Beyond the World news headlines
PARIS, France — During the 1970s, I dropped in on Monsieur Turpin, a storied Parisian greengrocer and pheasant plucker. His walrus mustache bristled with indignation.
“Those people,” he said, nodding toward two young Americans chewing on baguettes as they passed. “They are walking while they eat.”
Alas, poor Turpin. Today, even the Louvre Museum has a food court for ambulatory grazing. Soon it will include those ubiquitous golden arches. A Big Mona with fries?
Europe has become increasingly selfish and materialistic in the 20 years since the fall of the Berlin Wall, the heads of the Roman Catholic bishops' conferences across Europe said at the end of their three-day annual meeting at the weekend. "The crisis sweeping Europe today is serious," they said in a statement after the session in Paris. They cited materialism, individualism and relativism as major challenges facing European society.
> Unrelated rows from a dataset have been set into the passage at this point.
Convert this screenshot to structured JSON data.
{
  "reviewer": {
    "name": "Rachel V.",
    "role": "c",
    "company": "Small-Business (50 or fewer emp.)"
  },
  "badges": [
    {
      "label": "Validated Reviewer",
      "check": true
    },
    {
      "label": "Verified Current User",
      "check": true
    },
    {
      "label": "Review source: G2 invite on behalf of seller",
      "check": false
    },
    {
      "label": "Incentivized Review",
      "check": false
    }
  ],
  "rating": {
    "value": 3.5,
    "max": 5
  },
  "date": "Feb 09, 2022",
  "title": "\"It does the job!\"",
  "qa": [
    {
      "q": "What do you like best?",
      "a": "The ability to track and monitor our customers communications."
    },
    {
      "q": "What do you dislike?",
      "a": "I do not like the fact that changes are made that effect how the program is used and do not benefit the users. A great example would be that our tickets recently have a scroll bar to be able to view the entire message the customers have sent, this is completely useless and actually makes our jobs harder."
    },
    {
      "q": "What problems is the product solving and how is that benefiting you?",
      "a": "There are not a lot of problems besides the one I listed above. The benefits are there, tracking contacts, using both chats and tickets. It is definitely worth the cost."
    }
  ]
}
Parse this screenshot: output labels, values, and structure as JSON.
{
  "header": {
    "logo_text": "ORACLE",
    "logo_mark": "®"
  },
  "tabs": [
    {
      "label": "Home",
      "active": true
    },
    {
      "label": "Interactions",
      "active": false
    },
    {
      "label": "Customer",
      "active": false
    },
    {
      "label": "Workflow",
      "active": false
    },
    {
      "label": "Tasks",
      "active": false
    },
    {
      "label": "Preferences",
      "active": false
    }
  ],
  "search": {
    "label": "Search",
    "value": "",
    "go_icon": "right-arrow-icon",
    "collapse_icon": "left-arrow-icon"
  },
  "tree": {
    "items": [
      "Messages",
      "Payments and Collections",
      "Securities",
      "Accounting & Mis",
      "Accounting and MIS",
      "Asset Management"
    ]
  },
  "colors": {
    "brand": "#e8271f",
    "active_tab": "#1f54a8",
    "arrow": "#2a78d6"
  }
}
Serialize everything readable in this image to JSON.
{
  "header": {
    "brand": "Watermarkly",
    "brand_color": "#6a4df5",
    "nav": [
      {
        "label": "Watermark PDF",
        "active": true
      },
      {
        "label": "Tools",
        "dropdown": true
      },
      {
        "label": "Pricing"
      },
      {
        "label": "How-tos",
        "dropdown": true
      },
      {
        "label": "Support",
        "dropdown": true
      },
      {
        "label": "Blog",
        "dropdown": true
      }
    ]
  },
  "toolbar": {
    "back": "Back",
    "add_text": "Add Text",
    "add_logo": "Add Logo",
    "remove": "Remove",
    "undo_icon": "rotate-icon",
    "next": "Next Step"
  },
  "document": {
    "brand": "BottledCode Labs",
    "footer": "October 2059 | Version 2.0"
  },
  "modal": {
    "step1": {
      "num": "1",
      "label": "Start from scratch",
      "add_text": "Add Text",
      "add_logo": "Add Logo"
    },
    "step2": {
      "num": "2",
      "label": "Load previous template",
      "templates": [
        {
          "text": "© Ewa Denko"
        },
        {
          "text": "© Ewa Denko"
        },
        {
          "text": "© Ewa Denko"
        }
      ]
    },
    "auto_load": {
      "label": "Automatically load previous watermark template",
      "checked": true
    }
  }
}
The bishops' sober assessment contrasted with the upbeat mood that the overwhelming "Yes" vote in Ireland's Lisbon Treaty referendum created. It must be noted they drew up their statement before they'd heard the news from Dublin on Saturday. And their statement ended with a note of Christian hopefulness. Still, their diagnosis is so fundamental it's hard to imagine they would have changed much in the text.
The European-Mediterranean summit in Paris might have produced grand projects ranging from cleaning up the Mediterranean sea to using North Africa’s sunshine to generate power. But that is is not what it will be remembered for.
It will be remembered for the glorious welcome it bestowed on Syrian President Bashar al-Assad, who until yesterday was persona non-grata in the West, an autocrat leading a pariah regime, which many believe orchestrated the 2005 killing of former Lebanese Prime Minister Rafik al-Hariri.